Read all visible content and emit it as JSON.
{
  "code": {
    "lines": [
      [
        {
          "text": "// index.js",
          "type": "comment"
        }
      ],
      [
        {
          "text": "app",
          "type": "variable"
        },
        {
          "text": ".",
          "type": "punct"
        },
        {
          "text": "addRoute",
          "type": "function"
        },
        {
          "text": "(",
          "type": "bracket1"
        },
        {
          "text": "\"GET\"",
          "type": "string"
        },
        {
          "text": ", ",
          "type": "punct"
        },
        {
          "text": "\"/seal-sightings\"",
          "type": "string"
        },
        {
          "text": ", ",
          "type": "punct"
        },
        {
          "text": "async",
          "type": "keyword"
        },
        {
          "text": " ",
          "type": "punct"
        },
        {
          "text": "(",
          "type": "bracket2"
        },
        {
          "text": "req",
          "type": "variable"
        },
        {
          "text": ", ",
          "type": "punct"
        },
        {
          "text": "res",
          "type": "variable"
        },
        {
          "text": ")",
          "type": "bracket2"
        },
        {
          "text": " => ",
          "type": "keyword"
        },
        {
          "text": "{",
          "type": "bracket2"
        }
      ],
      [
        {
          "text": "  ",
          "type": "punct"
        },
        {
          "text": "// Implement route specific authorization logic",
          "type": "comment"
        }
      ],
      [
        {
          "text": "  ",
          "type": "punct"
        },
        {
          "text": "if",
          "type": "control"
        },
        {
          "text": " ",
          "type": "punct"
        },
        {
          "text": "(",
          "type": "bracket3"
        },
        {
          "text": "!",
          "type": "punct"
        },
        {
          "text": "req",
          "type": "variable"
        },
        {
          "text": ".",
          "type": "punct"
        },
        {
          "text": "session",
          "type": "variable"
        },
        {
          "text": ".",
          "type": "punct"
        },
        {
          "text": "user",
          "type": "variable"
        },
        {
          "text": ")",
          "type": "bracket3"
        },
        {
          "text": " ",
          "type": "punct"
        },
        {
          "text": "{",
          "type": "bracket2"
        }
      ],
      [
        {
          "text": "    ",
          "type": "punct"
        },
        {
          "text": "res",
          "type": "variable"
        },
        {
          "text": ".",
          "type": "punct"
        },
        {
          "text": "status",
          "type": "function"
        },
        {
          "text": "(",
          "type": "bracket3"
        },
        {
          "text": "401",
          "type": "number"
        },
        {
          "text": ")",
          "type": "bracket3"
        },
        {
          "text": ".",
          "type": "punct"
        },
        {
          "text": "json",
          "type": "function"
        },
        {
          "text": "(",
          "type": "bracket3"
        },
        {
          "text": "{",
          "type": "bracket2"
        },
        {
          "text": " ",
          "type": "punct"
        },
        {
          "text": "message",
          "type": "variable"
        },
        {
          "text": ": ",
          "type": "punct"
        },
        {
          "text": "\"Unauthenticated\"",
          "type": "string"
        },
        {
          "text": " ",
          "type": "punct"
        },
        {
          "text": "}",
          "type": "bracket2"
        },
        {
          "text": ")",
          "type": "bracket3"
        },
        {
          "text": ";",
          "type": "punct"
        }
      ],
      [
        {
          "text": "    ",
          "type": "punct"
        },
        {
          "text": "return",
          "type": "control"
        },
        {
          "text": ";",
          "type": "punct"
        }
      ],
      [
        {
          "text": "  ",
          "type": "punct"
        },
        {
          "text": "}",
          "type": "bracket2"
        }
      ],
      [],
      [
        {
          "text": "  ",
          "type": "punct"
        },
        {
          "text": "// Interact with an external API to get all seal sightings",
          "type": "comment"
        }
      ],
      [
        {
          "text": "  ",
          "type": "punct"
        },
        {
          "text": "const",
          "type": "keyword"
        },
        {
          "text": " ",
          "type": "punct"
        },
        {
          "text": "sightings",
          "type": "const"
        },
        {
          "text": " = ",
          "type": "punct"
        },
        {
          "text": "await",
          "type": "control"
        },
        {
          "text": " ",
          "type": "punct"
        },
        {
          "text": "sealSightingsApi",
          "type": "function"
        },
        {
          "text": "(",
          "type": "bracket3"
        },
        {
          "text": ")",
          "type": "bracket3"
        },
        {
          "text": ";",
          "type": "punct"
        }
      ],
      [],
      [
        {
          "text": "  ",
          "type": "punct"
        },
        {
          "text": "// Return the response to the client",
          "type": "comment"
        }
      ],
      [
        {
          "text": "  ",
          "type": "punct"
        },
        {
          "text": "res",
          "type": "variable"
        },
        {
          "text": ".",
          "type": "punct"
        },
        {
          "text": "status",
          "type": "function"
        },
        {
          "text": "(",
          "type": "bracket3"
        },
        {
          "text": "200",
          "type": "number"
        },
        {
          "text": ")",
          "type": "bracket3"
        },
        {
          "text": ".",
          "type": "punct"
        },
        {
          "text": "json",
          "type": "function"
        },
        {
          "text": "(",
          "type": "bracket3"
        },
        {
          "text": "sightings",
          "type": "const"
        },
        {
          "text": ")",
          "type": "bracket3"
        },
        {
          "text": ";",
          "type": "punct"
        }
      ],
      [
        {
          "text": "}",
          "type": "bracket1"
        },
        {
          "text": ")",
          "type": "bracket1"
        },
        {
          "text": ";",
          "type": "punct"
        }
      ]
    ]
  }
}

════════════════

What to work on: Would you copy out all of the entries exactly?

Answer:
Read all visible content and emit it as JSON.
{
  "code": {
    "lines": [
      [
        {
          "text": "// index.js",
          "type": "comment"
        }
      ],
      [
        {
          "text": "app",
          "type": "variable"
        },
        {
          "text": ".",
          "type": "punct"
        },
        {
          "text": "addRoute",
          "type": "function"
        },
        {
          "text": "(",
          "type": "bracket1"
        },
        {
          "text": "\"GET\"",
          "type": "string"
        },
        {
          "text": ", ",
          "type": "punct"
        },
        {
          "text": "\"/seal-sightings\"",
          "type": "string"
        },
        {
          "text": ", ",
          "type": "punct"
        },
        {
          "text": "async",
          "type": "keyword"
        },
        {
          "text": " ",
          "type": "punct"
        },
        {
          "text": "(",
          "type": "bracket2"
        },
        {
          "text": "req",
          "type": "variable"
        },
        {
          "text": ", ",
          "type": "punct"
        },
        {
          "text": "res",
          "type": "variable"
        },
        {
          "text": ")",
          "type": "bracket2"
        },
        {
          "text": " => ",
          "type": "keyword"
        },
        {
          "text": "{",
          "type": "bracket2"
        }
      ],
      [
        {
          "text": "  ",
          "type": "punct"
        },
        {
          "text": "// Implement route specific authorization logic",
          "type": "comment"
        }
      ],
      [
        {
          "text": "  ",
          "type": "punct"
        },
        {
          "text": "if",
          "type": "control"
        },
        {
          "text": " ",
          "type": "punct"
        },
        {
          "text": "(",
          "type": "bracket3"
        },
        {
          "text": "!",
          "type": "punct"
        },
        {
          "text": "req",
          "type": "variable"
        },
        {
          "text": ".",
          "type": "punct"
        },
        {
          "text": "session",
          "type": "variable"
        },
        {
          "text": ".",
          "type": "punct"
        },
        {
          "text": "user",
          "type": "variable"
        },
        {
          "text": ")",
          "type": "bracket3"
        },
        {
          "text": " ",
          "type": "punct"
        },
        {
          "text": "{",
          "type": "bracket2"
        }
      ],
      [
        {
          "text": "    ",
          "type": "punct"
        },
        {
          "text": "res",
          "type": "variable"
        },
        {
          "text": ".",
          "type": "punct"
        },
        {
          "text": "status",
          "type": "function"
        },
        {
          "text": "(",
          "type": "bracket3"
        },
        {
          "text": "401",
          "type": "number"
        },
        {
          "text": ")",
          "type": "bracket3"
        },
        {
          "text": ".",
          "type": "punct"
        },
        {
          "text": "json",
          "type": "function"
        },
        {
          "text": "(",
          "type": "bracket3"
        },
        {
          "text": "{",
          "type": "bracket2"
        },
        {
          "text": " ",
          "type": "punct"
        },
        {
          "text": "message",
          "type": "variable"
        },
        {
          "text": ": ",
          "type": "punct"
        },
        {
          "text": "\"Unauthenticated\"",
          "type": "string"
        },
        {
          "text": " ",
          "type": "punct"
        },
        {
          "text": "}",
          "type": "bracket2"
        },
        {
          "text": ")",
          "type": "bracket3"
        },
        {
          "text": ";",
          "type": "punct"
        }
      ],
      [
        {
          "text": "    ",
          "type": "punct"
        },
        {
          "text": "return",
          "type": "control"
        },
        {
          "text": ";",
          "type": "punct"
        }
      ],
      [
        {
          "text": "  ",
          "type": "punct"
        },
        {
          "text": "}",
          "type": "bracket2"
        }
      ],
      [],
      [
        {
          "text": "  ",
          "type": "punct"
        },
        {
          "text": "// Interact with an external API to get all seal sightings",
          "type": "comment"
        }
      ],
      [
        {
          "text": "  ",
          "type": "punct"
        },
        {
          "text": "const",
          "type": "keyword"
        },
        {
          "text": " ",
          "type": "punct"
        },
        {
          "text": "sightings",
          "type": "const"
        },
        {
          "text": " = ",
          "type": "punct"
        },
        {
          "text": "await",
          "type": "control"
        },
        {
          "text": " ",
          "type": "punct"
        },
        {
          "text": "sealSightingsApi",
          "type": "function"
        },
        {
          "text": "(",
          "type": "bracket3"
        },
        {
          "text": ")",
          "type": "bracket3"
        },
        {
          "text": ";",
          "type": "punct"
        }
      ],
      [],
      [
        {
          "text": "  ",
          "type": "punct"
        },
        {
          "text": "// Return the response to the client",
          "type": "comment"
        }
      ],
      [
        {
          "text": "  ",
          "type": "punct"
        },
        {
          "text": "res",
          "type": "variable"
        },
        {
          "text": ".",
          "type": "punct"
        },
        {
          "text": "status",
          "type": "function"
        },
        {
          "text": "(",
          "type": "bracket3"
        },
        {
          "text": "200",
          "type": "number"
        },
        {
          "text": ")",
          "type": "bracket3"
        },
        {
          "text": ".",
          "type": "punct"
        },
        {
          "text": "json",
          "type": "function"
        },
        {
          "text": "(",
          "type": "bracket3"
        },
        {
          "text": "sightings",
          "type": "const"
        },
        {
          "text": ")",
          "type": "bracket3"
        },
        {
          "text": ";",
          "type": "punct"
        }
      ],
      [
        {
          "text": "}",
          "type": "bracket1"
        },
        {
          "text": ")",
          "type": "bracket1"
        },
        {
          "text": ";",
          "type": "punct"
        }
      ]
    ]
  }
}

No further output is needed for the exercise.